Whilst the label of ‘placebo’ may be used to attempt to discredit potentised interventions, it also implies that non-physical interventions can work too. If we take the spin in a different way from that intended, we can suggest that what we do improves the standard placebo. A placebo is considered functionally inert because it has no pharmacological impact. However, if we consider that the intentions and attitude of the maker and those who administer these sugar pills as valid ‘ingredients’ we have to recast the question: can we make a better sugar pill and thus a better remedy by working on our subjective world?

I emerge from these unconcluded contemplations wondering how humans should be and act around plants and soils so that they flourish best. I suggest that we remain open to the suggestion that the rules at least include timing our interventions very carefully. Perhaps when we have done this we will show that the preparations are regularly able to demonstrate effectiveness beyond statistical chance. This is another responsibility upon those of us wishing to carry this discipline.

For this discipline to be embraced by the Academy in its current state, without any changes in the Academy itself, would be a hollow victory. It would mean that we would have to hide our methods and understanding of the bigger picture.

A greater gain would be to sharpen our common understanding of what is meant by ‘science’ since this defines the Academy. This would move the established view along and I believe that the living core of Science is always open to this.

In the light of this emerging understanding, it is a less surprising opinion that considering everything to be ultimately reducible to the effects of lifeless matter raises the risk of making the world lifeless and soulless. Scientists of the current orthodoxy may consider the ecological crisis, let alone the crisis of respect and love for eachother, is coincidental to the rise of this orthodoxy. Indeed the assumption remains that we just need to get better at such orthodox science to sort out these current, pressing issues. But I would like to suggest that the seeds of the current state of affairs were sown with the unbridled rise of this attitude.

Currently, our scientific culture continues to disapprove of subjective evidence when judging what is real. With such a fundamental stricture, we were set on course to end up with the science we have with all its triumphs and shortcomings. A more comprehensive science would secure these gains whilst learning what can be improved in its foundations. This would describe a proper arena for subjective aspects to be honed with the same discipline as external investigation. Scientists, to excel, would then have to work upon themselves just as much as on the external world.

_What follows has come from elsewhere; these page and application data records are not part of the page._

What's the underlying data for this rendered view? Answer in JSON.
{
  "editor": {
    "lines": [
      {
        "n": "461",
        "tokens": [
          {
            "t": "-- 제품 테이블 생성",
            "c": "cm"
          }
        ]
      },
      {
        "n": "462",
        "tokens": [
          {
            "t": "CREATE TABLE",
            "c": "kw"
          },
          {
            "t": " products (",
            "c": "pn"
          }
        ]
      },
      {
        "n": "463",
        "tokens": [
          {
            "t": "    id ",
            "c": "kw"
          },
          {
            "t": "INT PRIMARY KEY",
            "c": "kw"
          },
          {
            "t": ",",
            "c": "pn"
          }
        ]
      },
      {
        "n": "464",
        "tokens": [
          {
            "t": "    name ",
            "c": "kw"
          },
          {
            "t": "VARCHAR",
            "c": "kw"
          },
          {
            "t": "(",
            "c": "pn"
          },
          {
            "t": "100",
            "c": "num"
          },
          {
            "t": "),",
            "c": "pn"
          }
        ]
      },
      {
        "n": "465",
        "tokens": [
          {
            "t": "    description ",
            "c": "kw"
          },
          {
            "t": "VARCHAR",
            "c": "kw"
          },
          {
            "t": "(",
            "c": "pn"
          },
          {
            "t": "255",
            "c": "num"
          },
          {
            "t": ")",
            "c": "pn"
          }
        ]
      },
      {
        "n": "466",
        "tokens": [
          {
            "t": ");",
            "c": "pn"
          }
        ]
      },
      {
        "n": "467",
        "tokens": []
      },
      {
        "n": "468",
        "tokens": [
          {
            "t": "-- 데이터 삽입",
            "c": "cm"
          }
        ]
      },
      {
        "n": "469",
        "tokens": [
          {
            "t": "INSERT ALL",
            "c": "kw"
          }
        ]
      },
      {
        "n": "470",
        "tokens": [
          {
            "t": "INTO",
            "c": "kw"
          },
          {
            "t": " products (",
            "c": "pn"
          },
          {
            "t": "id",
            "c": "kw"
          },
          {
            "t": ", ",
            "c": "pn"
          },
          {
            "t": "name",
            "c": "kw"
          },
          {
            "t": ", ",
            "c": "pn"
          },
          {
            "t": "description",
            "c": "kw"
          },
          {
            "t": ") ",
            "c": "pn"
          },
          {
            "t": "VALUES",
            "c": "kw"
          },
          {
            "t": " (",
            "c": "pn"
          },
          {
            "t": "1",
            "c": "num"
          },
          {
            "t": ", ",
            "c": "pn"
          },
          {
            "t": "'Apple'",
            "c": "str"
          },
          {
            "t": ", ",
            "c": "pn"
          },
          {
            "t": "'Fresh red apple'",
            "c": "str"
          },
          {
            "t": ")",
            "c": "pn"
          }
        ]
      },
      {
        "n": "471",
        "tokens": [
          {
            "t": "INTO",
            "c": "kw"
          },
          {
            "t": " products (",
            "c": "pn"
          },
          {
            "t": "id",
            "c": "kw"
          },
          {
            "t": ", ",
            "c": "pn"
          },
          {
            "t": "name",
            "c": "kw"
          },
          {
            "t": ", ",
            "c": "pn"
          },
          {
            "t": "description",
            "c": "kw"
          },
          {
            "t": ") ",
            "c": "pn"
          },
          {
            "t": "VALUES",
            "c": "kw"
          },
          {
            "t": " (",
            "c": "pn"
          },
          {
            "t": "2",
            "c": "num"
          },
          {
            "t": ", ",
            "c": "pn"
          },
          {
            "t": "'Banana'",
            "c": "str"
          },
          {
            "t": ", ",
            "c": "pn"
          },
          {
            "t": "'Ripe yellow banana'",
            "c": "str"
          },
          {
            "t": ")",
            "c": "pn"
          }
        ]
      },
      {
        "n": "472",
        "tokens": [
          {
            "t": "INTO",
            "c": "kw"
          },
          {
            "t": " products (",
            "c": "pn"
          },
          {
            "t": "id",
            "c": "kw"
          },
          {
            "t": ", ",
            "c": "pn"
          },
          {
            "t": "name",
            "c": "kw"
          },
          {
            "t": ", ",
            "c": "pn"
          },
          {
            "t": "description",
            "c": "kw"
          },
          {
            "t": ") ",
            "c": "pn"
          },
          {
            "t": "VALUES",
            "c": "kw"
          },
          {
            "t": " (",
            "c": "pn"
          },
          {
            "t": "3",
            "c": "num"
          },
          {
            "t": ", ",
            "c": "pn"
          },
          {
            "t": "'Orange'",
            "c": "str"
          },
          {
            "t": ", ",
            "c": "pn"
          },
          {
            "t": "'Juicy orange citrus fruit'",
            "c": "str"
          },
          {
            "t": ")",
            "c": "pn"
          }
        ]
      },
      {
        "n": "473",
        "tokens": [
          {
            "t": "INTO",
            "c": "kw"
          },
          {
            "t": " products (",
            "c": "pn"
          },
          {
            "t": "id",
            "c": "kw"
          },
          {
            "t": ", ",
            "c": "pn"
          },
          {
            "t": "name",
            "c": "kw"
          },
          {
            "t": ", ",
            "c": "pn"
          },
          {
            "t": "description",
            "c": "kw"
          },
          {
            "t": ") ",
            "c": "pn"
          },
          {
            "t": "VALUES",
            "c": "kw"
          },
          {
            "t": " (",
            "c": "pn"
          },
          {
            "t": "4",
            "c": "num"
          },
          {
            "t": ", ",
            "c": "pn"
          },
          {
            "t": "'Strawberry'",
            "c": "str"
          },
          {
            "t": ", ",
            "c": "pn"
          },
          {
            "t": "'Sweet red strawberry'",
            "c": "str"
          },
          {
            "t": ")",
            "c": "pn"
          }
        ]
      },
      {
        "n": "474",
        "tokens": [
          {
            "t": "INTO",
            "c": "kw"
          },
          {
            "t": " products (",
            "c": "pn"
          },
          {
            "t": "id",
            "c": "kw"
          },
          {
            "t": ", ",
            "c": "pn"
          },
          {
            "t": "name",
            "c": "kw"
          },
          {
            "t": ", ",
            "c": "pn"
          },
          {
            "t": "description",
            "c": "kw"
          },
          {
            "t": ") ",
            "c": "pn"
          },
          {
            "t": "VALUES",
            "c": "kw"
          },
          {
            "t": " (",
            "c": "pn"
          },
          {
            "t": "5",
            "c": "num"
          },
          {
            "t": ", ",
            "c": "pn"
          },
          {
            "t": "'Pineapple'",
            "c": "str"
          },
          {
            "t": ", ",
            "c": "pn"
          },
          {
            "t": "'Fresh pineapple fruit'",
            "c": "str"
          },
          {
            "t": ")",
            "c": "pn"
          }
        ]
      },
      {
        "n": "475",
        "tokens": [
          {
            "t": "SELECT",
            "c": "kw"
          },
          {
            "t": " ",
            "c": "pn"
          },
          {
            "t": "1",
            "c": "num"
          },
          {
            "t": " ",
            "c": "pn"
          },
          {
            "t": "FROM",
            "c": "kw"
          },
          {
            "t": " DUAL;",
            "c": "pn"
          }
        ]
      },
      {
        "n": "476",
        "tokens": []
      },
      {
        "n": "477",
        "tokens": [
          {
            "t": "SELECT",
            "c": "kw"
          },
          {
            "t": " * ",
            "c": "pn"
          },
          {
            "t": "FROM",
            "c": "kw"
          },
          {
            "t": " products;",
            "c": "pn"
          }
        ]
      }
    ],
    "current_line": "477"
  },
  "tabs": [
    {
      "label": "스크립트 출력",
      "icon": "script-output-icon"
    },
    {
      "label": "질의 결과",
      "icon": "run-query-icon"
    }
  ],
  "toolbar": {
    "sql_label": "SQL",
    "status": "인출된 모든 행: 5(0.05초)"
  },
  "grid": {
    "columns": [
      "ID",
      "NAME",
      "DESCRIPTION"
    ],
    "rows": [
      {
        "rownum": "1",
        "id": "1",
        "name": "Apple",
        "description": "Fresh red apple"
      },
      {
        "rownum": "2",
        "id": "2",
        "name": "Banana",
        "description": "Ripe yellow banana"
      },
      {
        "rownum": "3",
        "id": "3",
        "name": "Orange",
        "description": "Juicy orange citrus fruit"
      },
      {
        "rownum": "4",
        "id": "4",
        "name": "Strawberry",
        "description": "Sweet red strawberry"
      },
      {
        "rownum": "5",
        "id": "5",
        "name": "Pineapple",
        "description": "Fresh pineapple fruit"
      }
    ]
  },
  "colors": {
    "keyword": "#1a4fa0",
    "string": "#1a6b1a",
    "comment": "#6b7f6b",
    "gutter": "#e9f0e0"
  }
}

Mark Moodie lives in the Forest of Dean where he researches into the laws and techniques of agriculture